Eighty percent of individuals exposed to hepatitis C will go on to have a chronic form of the disease, according to Kathy Henderson, community outreach coordinator at Home Nursing Agency, Altoona. Seventy-five percent of the liver may become damaged before a person shows any symptoms.
‘‘Many individuals infected with HCV are not aware of their infection and are not clinically ill,’’ she said. ‘‘The consequences of chronic liver disease may not become apparent until 10 to 30 years after the initial infection.’’
HCV is not spread through casual contact such as kissing, drinking or eating after someone or through coughing and sneezing, she said, adding that only 3 percent to 5 percent of cases are caused by sexual contact. But the virus is five times easier to contract than HIV and stands as the leading cause of liver cancer and the No. 1 reason for liver transplants in the United States. It affects one in 50 Americans, she said.

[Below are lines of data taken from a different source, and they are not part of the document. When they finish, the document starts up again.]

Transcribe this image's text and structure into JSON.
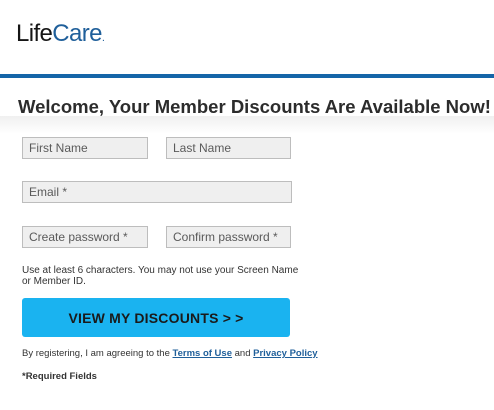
{
  "brand": {
    "logo_life": "Life",
    "logo_care": "Care",
    "logo_dot": ".",
    "accent_color": "#1565a8",
    "button_color": "#1ab3f0"
  },
  "page": {
    "title": "Welcome, Your Member Discounts Are Available Now!"
  },
  "form": {
    "first_name_placeholder": "First Name",
    "last_name_placeholder": "Last Name",
    "email_placeholder": "Email *",
    "create_password_placeholder": "Create password *",
    "confirm_password_placeholder": "Confirm password *",
    "password_hint": "Use at least 6 characters. You may not use your Screen Name or Member ID.",
    "submit_label": "VIEW MY DISCOUNTS > >"
  },
  "legal": {
    "prefix": "By registering, I am agreeing to the ",
    "terms_label": "Terms of Use",
    "and_label": " and ",
    "privacy_label": "Privacy Policy",
    "required_note": "*Required Fields"
  }
}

There are almost 5 million people with hepatitis C living in the U.S., according to the Centers for Disease Control and Prevention. Injection drug use is now responsible for the majority of new and existing cases of the disease. Seventy to 96 percent of long-term injectors have been exposed to hepatitis C, about half of them during their first year of injecting.

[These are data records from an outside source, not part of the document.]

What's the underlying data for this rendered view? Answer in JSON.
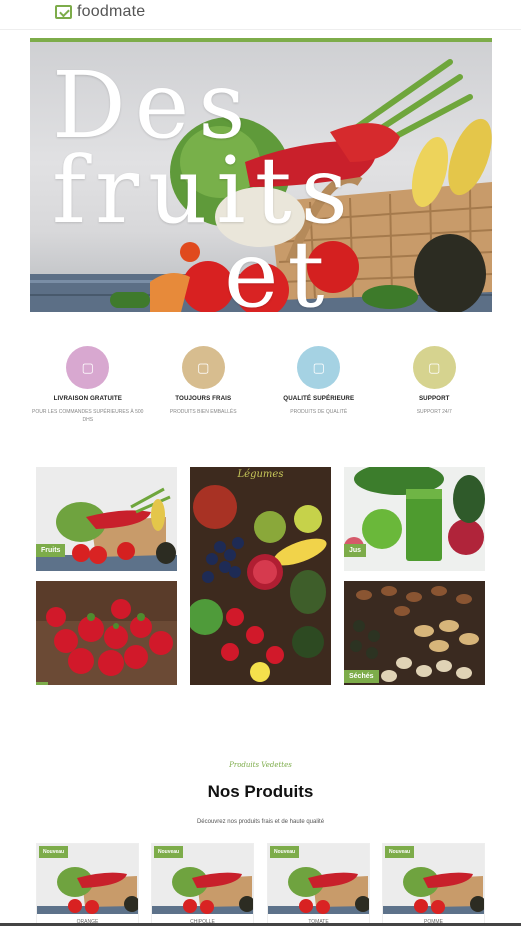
{
  "header": {
    "logo_text": "foodmate"
  },
  "hero": {
    "title_line1": "Des fruits",
    "title_line2": "et"
  },
  "features": [
    {
      "title": "LIVRAISON GRATUITE",
      "desc": "POUR LES COMMANDES SUPÉRIEURES À 500 DHS",
      "color": "#d8a8d0"
    },
    {
      "title": "TOUJOURS FRAIS",
      "desc": "PRODUITS BIEN EMBALLÉS",
      "color": "#d7bd8f"
    },
    {
      "title": "QUALITÉ SUPÉRIEURE",
      "desc": "PRODUITS DE QUALITÉ",
      "color": "#a5d2e3"
    },
    {
      "title": "SUPPORT",
      "desc": "SUPPORT 24/7",
      "color": "#d6d38f"
    }
  ],
  "categories": {
    "fruits": "Fruits",
    "legumes": "Légumes",
    "jus": "Jus",
    "seches": "Séchés"
  },
  "products": {
    "kicker": "Produits Vedettes",
    "title": "Nos Produits",
    "subtitle": "Découvrez nos produits frais et de haute qualité",
    "badge": "Nouveau",
    "items": [
      "ORANGE",
      "CHIPOLLE",
      "TOMATE",
      "POMME"
    ]
  }
}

Blair County is fighting the spread of hepatitis C, Henderson said. She reports that Pennsylvania is the first and only state to allocate money for the disease, and Blair is one of six counties in the state that has a hepatitis C testing program at local outpatient drug and alcohol treatment facilities.
‘‘Blair County Drug and Alcohol Services sponsors this testing program and has been proactive in providing education about the risk of contracting hepatitis C during intravenous drug use,’’ she said.
Joe Noel, program director for the Altoona Hospital School of Medical Technology/Clinical Laboratory Science at Altoona Regional, said the jury is still out on the number of HCV’s long-term, and that’s also why it’s so important to get tested.
‘‘We worry about the numbers because they’re going up — even in this area,’’ he said. ‘‘A person who tests positive needs to follow up. If left untreated, it can move on to a chronic phase, and that can lead to cirrhosis, cancer and other serious liver issues down the road.’’
Most cases are treated with antiviral drugs such as interferon and ribaviran, he said.
‘‘There isn’t yet a vaccine available for hepatitis C, like there is for hepatitis A and B — they’re still working on it,’’ he said. ‘‘Right now, there isn’t a whole lot we can do, except antiviral treatments.’’
Mirror Staff Writer Jimmy Mincin is at 946-7460.
Fact BoxSymptoms and signs
Many people with chronic hepatitis C have no symptoms of liver disease. If symptoms are present, they are usually mild, nonspecific, and intermittent. They may include
n Mild right-upper-quadrant discomfort or tenderness
n Poor appetite
n Muscle and joint pains
The major high-risk groups for hepatitis C are
n People who had blood transfusions before June 1992, when sensitive tests for anti-HCV were introduced for blood screening.
n People who have frequent exposure to blood products. These include patients with hemophilia, solid-organ transplants, chronic renal failure, or cancer requiring chemotherapy. n Health care workers who suffer needle-stick accidents.
n Injection drug users, including those who used drugs briefly many years ago.
n Infants born to HCV-infected mothers.
Other groups who appear to be at slightly increased risk for hepatitis C are
n People with high-risk sexual behavior, multiple partners, and sexually transmitted diseases.
n People who use cocaine, particularly with intranasal administration, using shared equipment.
Maternal-infant transmission is not common. In most studies, only 5 percent of infants born to infected women become infected. The disease in newborns is usually mild and free of symptoms. The risk of maternal-infant spread rises with the amount of virus in the mother’s blood. Breast-feeding has not been linked to HCV’s spread.
Source: The Foundation for Better Health Care (FBHC), www.fbhc.org